The legislation, which failed to pass in both the regular and special sessions, would’ve required Texans to use public facilities, such as restrooms, locker rooms and showers, based on their sex at birth, regardless of the gender they identified with.
Tom Luce, who has held several top positions in Texas and at the federal level in areas of business and education, said to meet the needs of the state’s workforce, there needs to be a mix of strong tier 1 universities, regional universities and community colleges. He says 85 percent of the jobs being created now will require 14 years of completed education.
“Community colleges are where the realistic vocational training is going to take place,” Luce said.
Dallas Mavericks owner Mark Cuban was one of several speakers invited to speak with lawmakers during the committee hearing. Cuban told lawmakers certain political issues in Texas such as the ‘bathroom bill’ will prevent businesses from moving to the state.
“People just don’t take it seriously, you know?” he said. “It’s just like, ‘why would I want to deal with that?’ If you get to a good company that’s large enough, there’s going to be somebody who is transgender as an example of who is really good – really, really, really good and the company depends on that person.”
He also said Texas’ higher education system while is doing well, it’s not producing enough results in business and economic growth for the state.

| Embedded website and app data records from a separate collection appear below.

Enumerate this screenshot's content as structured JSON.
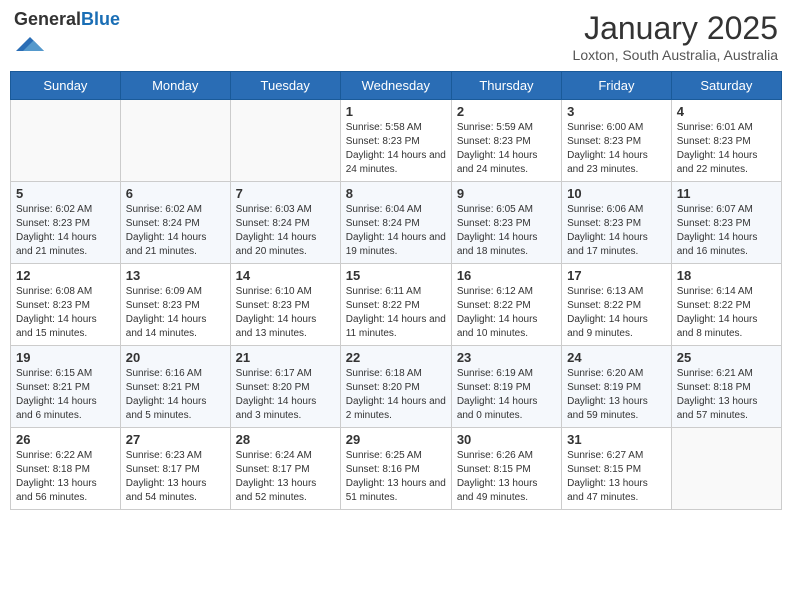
{
  "header": {
    "logo_text_general": "General",
    "logo_text_blue": "Blue",
    "month": "January 2025",
    "location": "Loxton, South Australia, Australia"
  },
  "days_of_week": [
    "Sunday",
    "Monday",
    "Tuesday",
    "Wednesday",
    "Thursday",
    "Friday",
    "Saturday"
  ],
  "weeks": [
    [
      {
        "day": "",
        "info": ""
      },
      {
        "day": "",
        "info": ""
      },
      {
        "day": "",
        "info": ""
      },
      {
        "day": "1",
        "info": "Sunrise: 5:58 AM\nSunset: 8:23 PM\nDaylight: 14 hours and 24 minutes."
      },
      {
        "day": "2",
        "info": "Sunrise: 5:59 AM\nSunset: 8:23 PM\nDaylight: 14 hours and 24 minutes."
      },
      {
        "day": "3",
        "info": "Sunrise: 6:00 AM\nSunset: 8:23 PM\nDaylight: 14 hours and 23 minutes."
      },
      {
        "day": "4",
        "info": "Sunrise: 6:01 AM\nSunset: 8:23 PM\nDaylight: 14 hours and 22 minutes."
      }
    ],
    [
      {
        "day": "5",
        "info": "Sunrise: 6:02 AM\nSunset: 8:23 PM\nDaylight: 14 hours and 21 minutes."
      },
      {
        "day": "6",
        "info": "Sunrise: 6:02 AM\nSunset: 8:24 PM\nDaylight: 14 hours and 21 minutes."
      },
      {
        "day": "7",
        "info": "Sunrise: 6:03 AM\nSunset: 8:24 PM\nDaylight: 14 hours and 20 minutes."
      },
      {
        "day": "8",
        "info": "Sunrise: 6:04 AM\nSunset: 8:24 PM\nDaylight: 14 hours and 19 minutes."
      },
      {
        "day": "9",
        "info": "Sunrise: 6:05 AM\nSunset: 8:23 PM\nDaylight: 14 hours and 18 minutes."
      },
      {
        "day": "10",
        "info": "Sunrise: 6:06 AM\nSunset: 8:23 PM\nDaylight: 14 hours and 17 minutes."
      },
      {
        "day": "11",
        "info": "Sunrise: 6:07 AM\nSunset: 8:23 PM\nDaylight: 14 hours and 16 minutes."
      }
    ],
    [
      {
        "day": "12",
        "info": "Sunrise: 6:08 AM\nSunset: 8:23 PM\nDaylight: 14 hours and 15 minutes."
      },
      {
        "day": "13",
        "info": "Sunrise: 6:09 AM\nSunset: 8:23 PM\nDaylight: 14 hours and 14 minutes."
      },
      {
        "day": "14",
        "info": "Sunrise: 6:10 AM\nSunset: 8:23 PM\nDaylight: 14 hours and 13 minutes."
      },
      {
        "day": "15",
        "info": "Sunrise: 6:11 AM\nSunset: 8:22 PM\nDaylight: 14 hours and 11 minutes."
      },
      {
        "day": "16",
        "info": "Sunrise: 6:12 AM\nSunset: 8:22 PM\nDaylight: 14 hours and 10 minutes."
      },
      {
        "day": "17",
        "info": "Sunrise: 6:13 AM\nSunset: 8:22 PM\nDaylight: 14 hours and 9 minutes."
      },
      {
        "day": "18",
        "info": "Sunrise: 6:14 AM\nSunset: 8:22 PM\nDaylight: 14 hours and 8 minutes."
      }
    ],
    [
      {
        "day": "19",
        "info": "Sunrise: 6:15 AM\nSunset: 8:21 PM\nDaylight: 14 hours and 6 minutes."
      },
      {
        "day": "20",
        "info": "Sunrise: 6:16 AM\nSunset: 8:21 PM\nDaylight: 14 hours and 5 minutes."
      },
      {
        "day": "21",
        "info": "Sunrise: 6:17 AM\nSunset: 8:20 PM\nDaylight: 14 hours and 3 minutes."
      },
      {
        "day": "22",
        "info": "Sunrise: 6:18 AM\nSunset: 8:20 PM\nDaylight: 14 hours and 2 minutes."
      },
      {
        "day": "23",
        "info": "Sunrise: 6:19 AM\nSunset: 8:19 PM\nDaylight: 14 hours and 0 minutes."
      },
      {
        "day": "24",
        "info": "Sunrise: 6:20 AM\nSunset: 8:19 PM\nDaylight: 13 hours and 59 minutes."
      },
      {
        "day": "25",
        "info": "Sunrise: 6:21 AM\nSunset: 8:18 PM\nDaylight: 13 hours and 57 minutes."
      }
    ],
    [
      {
        "day": "26",
        "info": "Sunrise: 6:22 AM\nSunset: 8:18 PM\nDaylight: 13 hours and 56 minutes."
      },
      {
        "day": "27",
        "info": "Sunrise: 6:23 AM\nSunset: 8:17 PM\nDaylight: 13 hours and 54 minutes."
      },
      {
        "day": "28",
        "info": "Sunrise: 6:24 AM\nSunset: 8:17 PM\nDaylight: 13 hours and 52 minutes."
      },
      {
        "day": "29",
        "info": "Sunrise: 6:25 AM\nSunset: 8:16 PM\nDaylight: 13 hours and 51 minutes."
      },
      {
        "day": "30",
        "info": "Sunrise: 6:26 AM\nSunset: 8:15 PM\nDaylight: 13 hours and 49 minutes."
      },
      {
        "day": "31",
        "info": "Sunrise: 6:27 AM\nSunset: 8:15 PM\nDaylight: 13 hours and 47 minutes."
      },
      {
        "day": "",
        "info": ""
      }
    ]
  ]
}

“I don’t say that disparaging any of the amazing colleges and universities we have here, whether it’s Southern Methodist University, the University of Texas-Austin, you can go down the long list of great schools,” he said. “But I’ve made investments in 150 non-Shark Tank technology related companies and very few of them, a tiny percentage, are graduates from Texas universities.”
Prior to the meeting, critics of the new committee held a press conference questioning the motivations of having the hearing. Rep. Matt Rinaldi, R-Irving, said not allowing members who aren’t on the committee participate in the hearing is inconsistent with the Texas House’s practices.
“This decision completely undermines the credibility and any interim report it may produce,” he said.
Jonathan Saenz, president of Texas Values, said the purpose behind the committee hearing was an attempt to push against the “bathroom bill.”
“Somehow the economic state of Texas is dependent on jeopardizing the privacy and safety of women and children and for some people, they prefer you don’t have issues that protect religious liberty and other safety measures related to our security in our state,” Saenz said.
The committee will meet again on Dec. 5.